The body weight of rats was reduced by exercise or by restriction of food intake over a period of 18 wk. Body composition was studied to determine if exercise protects against the loss of lean tissue that can occur as a result of a negative caloric balance.
Rats weighing 706 ±14 g were divided into four groups matched for weight. A baseline group was killed at the beginning of the study. An exercising group, fed ad lib., was subjected to a program of swimming. A sedentary, free-eating group was provided with food ad lib. Two sedentary, paired-weight subgroups were calorie restricted so that they lost weight at the same rate as the exercisers. The protein intake of one paired-weight subgroup was matched with that of the exercising group. The other sedentary, paired-weight animals ate the standard diet.

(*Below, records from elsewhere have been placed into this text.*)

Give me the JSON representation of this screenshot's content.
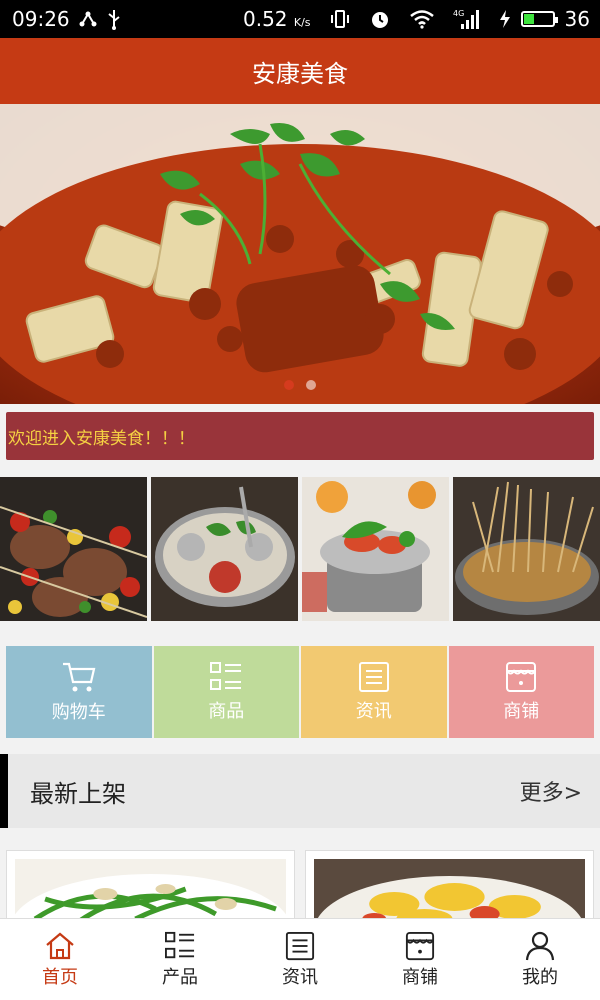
{
  "status_bar": {
    "time": "09:26",
    "network_speed": "0.52",
    "network_unit": "K/s",
    "battery_level": "36",
    "battery_fraction": 0.36,
    "signal_label": "4G"
  },
  "header": {
    "title": "安康美食"
  },
  "banner": {
    "slide_count": 2,
    "active_slide": 0
  },
  "marquee": {
    "text": "欢迎进入安康美食！！！"
  },
  "categories": [
    {
      "label": "购物车",
      "icon": "shopping-cart-icon",
      "color": "#93bfd0"
    },
    {
      "label": "商品",
      "icon": "grid-list-icon",
      "color": "#bfdb9a"
    },
    {
      "label": "资讯",
      "icon": "news-icon",
      "color": "#f2c971"
    },
    {
      "label": "商铺",
      "icon": "store-icon",
      "color": "#eb9a9a"
    }
  ],
  "section": {
    "title": "最新上架",
    "more": "更多>"
  },
  "bottom_nav": [
    {
      "label": "首页",
      "icon": "home-icon",
      "active": true
    },
    {
      "label": "产品",
      "icon": "grid-list-icon",
      "active": false
    },
    {
      "label": "资讯",
      "icon": "news-icon",
      "active": false
    },
    {
      "label": "商铺",
      "icon": "store-icon",
      "active": false
    },
    {
      "label": "我的",
      "icon": "user-icon",
      "active": false
    }
  ],
  "colors": {
    "brand": "#c53a14",
    "marquee_bg": "#99343a",
    "marquee_text": "#f5d142"
  }
}
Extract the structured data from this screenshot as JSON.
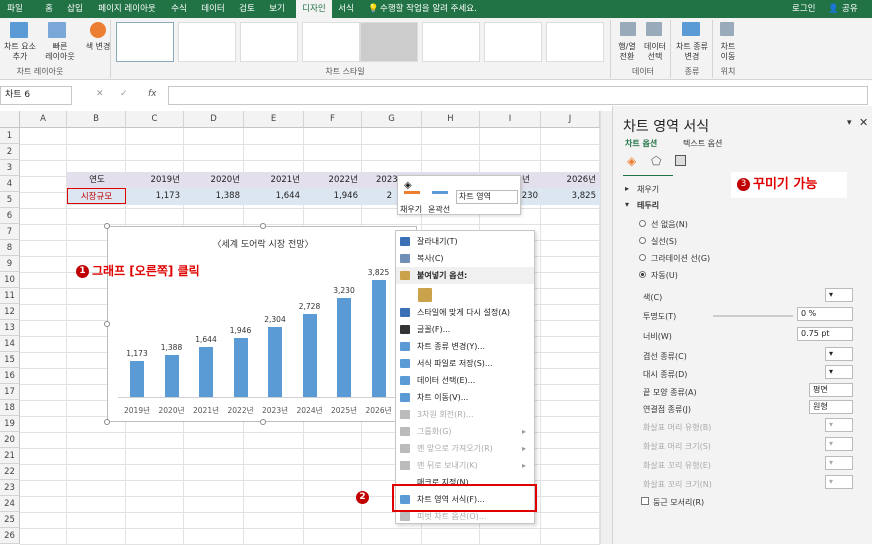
{
  "tabs": [
    "파일",
    "홈",
    "삽입",
    "페이지 레이아웃",
    "수식",
    "데이터",
    "검토",
    "보기",
    "디자인",
    "서식"
  ],
  "tell_me": "수행할 작업을 알려 주세요.",
  "login": "로그인",
  "share": "공유",
  "ribbon": {
    "add_element": "차트 요소\n추가",
    "quick_layout": "빠른\n레이아웃",
    "change_color": "색 변경",
    "layout_group": "차트 레이아웃",
    "styles_group": "차트 스타일",
    "switch_row_col": "행/열\n전환",
    "select_data": "데이터\n선택",
    "data_group": "데이터",
    "change_type": "차트 종류\n변경",
    "type_group": "종류",
    "move_chart": "차트\n이동",
    "location_group": "위치"
  },
  "formula": {
    "name_box": "차트 6",
    "fx": "fx",
    "value": ""
  },
  "columns": [
    "A",
    "B",
    "C",
    "D",
    "E",
    "F",
    "G",
    "H",
    "I",
    "J"
  ],
  "rows": [
    "1",
    "2",
    "3",
    "4",
    "5",
    "6",
    "7",
    "8",
    "9",
    "10",
    "11",
    "12",
    "13",
    "14",
    "15",
    "16",
    "17",
    "18",
    "19",
    "20",
    "21",
    "22",
    "23",
    "24",
    "25",
    "26"
  ],
  "table": {
    "header_label": "연도",
    "value_label": "시장규모",
    "years": [
      "2019년",
      "2020년",
      "2021년",
      "2022년",
      "2023",
      "2026년"
    ],
    "values": [
      "1,173",
      "1,388",
      "1,644",
      "1,946",
      "2",
      "230",
      "3,825"
    ],
    "extra_year_i": "년"
  },
  "chart_data": {
    "type": "bar",
    "title": "〈세계 도어락 시장 전망〉",
    "categories": [
      "2019년",
      "2020년",
      "2021년",
      "2022년",
      "2023년",
      "2024년",
      "2025년",
      "2026년"
    ],
    "values": [
      1173,
      1388,
      1644,
      1946,
      2304,
      2728,
      3230,
      3825
    ],
    "value_labels": [
      "1,173",
      "1,388",
      "1,644",
      "1,946",
      "2,304",
      "2,728",
      "3,230",
      "3,825"
    ],
    "ylim": [
      0,
      4000
    ],
    "color": "#5b9bd5"
  },
  "mini_toolbar": {
    "fill_label": "채우기",
    "outline_label": "윤곽선",
    "area_dropdown": "차트 영역"
  },
  "context_menu": {
    "items": [
      {
        "label": "잘라내기(T)",
        "disabled": false,
        "icon": "scissors-icon"
      },
      {
        "label": "복사(C)",
        "disabled": false,
        "icon": "copy-icon"
      },
      {
        "label": "붙여넣기 옵션:",
        "disabled": false,
        "icon": "paste-icon",
        "bold": true
      },
      {
        "label": "",
        "disabled": false,
        "icon": "clipboard-icon"
      },
      {
        "label": "스타일에 맞게 다시 설정(A)",
        "disabled": false,
        "icon": "reset-style-icon"
      },
      {
        "label": "글꼴(F)...",
        "disabled": false,
        "icon": "font-icon"
      },
      {
        "label": "차트 종류 변경(Y)...",
        "disabled": false,
        "icon": "chart-type-icon"
      },
      {
        "label": "서식 파일로 저장(S)...",
        "disabled": false,
        "icon": "template-icon"
      },
      {
        "label": "데이터 선택(E)...",
        "disabled": false,
        "icon": "select-data-icon"
      },
      {
        "label": "차트 이동(V)...",
        "disabled": false,
        "icon": "move-chart-icon"
      },
      {
        "label": "3차원 회전(R)...",
        "disabled": true,
        "icon": "rotate-3d-icon"
      },
      {
        "label": "그룹화(G)",
        "disabled": true,
        "icon": "group-icon",
        "submenu": true
      },
      {
        "label": "맨 앞으로 가져오기(R)",
        "disabled": true,
        "icon": "bring-front-icon",
        "submenu": true
      },
      {
        "label": "맨 뒤로 보내기(K)",
        "disabled": true,
        "icon": "send-back-icon",
        "submenu": true
      },
      {
        "label": "매크로 지정(N)...",
        "disabled": false,
        "icon": ""
      },
      {
        "label": "차트 영역 서식(F)...",
        "disabled": false,
        "icon": "format-area-icon"
      },
      {
        "label": "피벗 차트 옵션(O)...",
        "disabled": true,
        "icon": "pivot-icon"
      }
    ]
  },
  "pane": {
    "title": "차트 영역 서식",
    "tab_chart": "차트 옵션",
    "tab_text": "텍스트 옵션",
    "fill_section": "채우기",
    "border_section": "테두리",
    "radio": [
      "선 없음(N)",
      "실선(S)",
      "그라데이션 선(G)",
      "자동(U)"
    ],
    "color": "색(C)",
    "transparency": "투명도(T)",
    "transparency_value": "0 %",
    "width": "너비(W)",
    "width_value": "0.75 pt",
    "compound": "겹선 종류(C)",
    "dash": "대시 종류(D)",
    "cap": "끝 모양 종류(A)",
    "cap_value": "평면",
    "join": "연결점 종류(J)",
    "join_value": "원형",
    "begin_arrow": "화살표 머리 유형(B)",
    "begin_size": "화살표 머리 크기(S)",
    "end_arrow": "화살표 꼬리 유형(E)",
    "end_size": "화살표 꼬리 크기(N)",
    "rounded": "둥근 모서리(R)"
  },
  "annotations": {
    "a1": "그래프 [오른쪽] 클릭",
    "a2": "",
    "a3": "꾸미기 가능",
    "n1": "1",
    "n2": "2",
    "n3": "3"
  },
  "colors": {
    "excel_green": "#217346",
    "highlight_red": "#e00000",
    "bar": "#5b9bd5"
  }
}
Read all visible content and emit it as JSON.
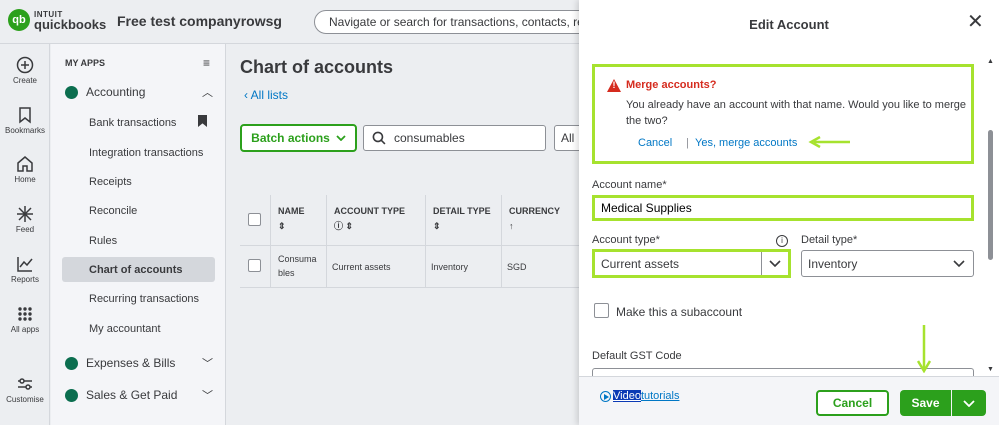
{
  "topbar": {
    "logo_top": "INTUIT",
    "logo_bottom": "quickbooks",
    "logo_mark": "qb",
    "company": "Free test companyrowsg",
    "search_placeholder": "Navigate or search for transactions, contacts, reports"
  },
  "rail": {
    "items": [
      {
        "label": "Create",
        "icon": "plus-icon"
      },
      {
        "label": "Bookmarks",
        "icon": "bookmark-icon"
      },
      {
        "label": "Home",
        "icon": "home-icon"
      },
      {
        "label": "Feed",
        "icon": "feed-icon"
      },
      {
        "label": "Reports",
        "icon": "reports-icon"
      },
      {
        "label": "All apps",
        "icon": "grid-icon"
      },
      {
        "label": "Customise",
        "icon": "sliders-icon"
      }
    ]
  },
  "nav": {
    "heading": "MY APPS",
    "accounting": "Accounting",
    "items": [
      "Bank transactions",
      "Integration transactions",
      "Receipts",
      "Reconcile",
      "Rules",
      "Chart of accounts",
      "Recurring transactions",
      "My accountant"
    ],
    "expenses": "Expenses & Bills",
    "sales": "Sales & Get Paid"
  },
  "main": {
    "title": "Chart of accounts",
    "all_lists": "All lists",
    "batch_actions": "Batch actions",
    "filter_value": "consumables",
    "all_select": "All",
    "columns": [
      "NAME",
      "ACCOUNT TYPE",
      "DETAIL TYPE",
      "CURRENCY"
    ],
    "rows": [
      {
        "name_line1": "Consuma",
        "name_line2": "bles",
        "account_type": "Current assets",
        "detail_type": "Inventory",
        "currency": "SGD"
      }
    ]
  },
  "panel": {
    "title": "Edit Account",
    "merge": {
      "title": "Merge accounts?",
      "message": "You already have an account with that name. Would you like to merge the two?",
      "cancel": "Cancel",
      "separator": "|",
      "confirm": "Yes, merge accounts"
    },
    "account_name_label": "Account name*",
    "account_name_value": "Medical Supplies",
    "account_type_label": "Account type*",
    "account_type_value": "Current assets",
    "detail_type_label": "Detail type*",
    "detail_type_value": "Inventory",
    "subaccount_label": "Make this a subaccount",
    "gst_label": "Default GST Code",
    "video_highlight": "Video",
    "video_rest": " tutorials",
    "cancel": "Cancel",
    "save": "Save"
  },
  "colors": {
    "brand_green": "#2ca01c",
    "highlight": "#a6e22e",
    "link": "#0077c5",
    "warning": "#d52b1e"
  }
}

There was no significant difference in body composition between the two sedentary, paired-weight subgroups which were, therefore, pooled for comparison with the other groups. The exercisers lost 182±19 g as a result of both an increase in caloric expenditure and a decrease in appetite. The sedentary, food-restricted animals lost an average of 182±18 g. The sedentary, free-eating animals gained 118±13 g. The carcasses of the exercised animals contained significantly less fat and more lean tissue than those of the sedentary, paired-weight animals, providing evidence for a fat mobilizing and protein conserving effect of exercise. The composition of the body substance lost by the exercising animals was 78% fat, 5% protein, 1% minerals, and 16% water, compared to 62% fat, 11% protein, 1% minerals, and 26% water for the sedentary, food-restricted rats. Fat accounted for 87% and water for 10% of the weight gained by the sedentary, free-eating animals.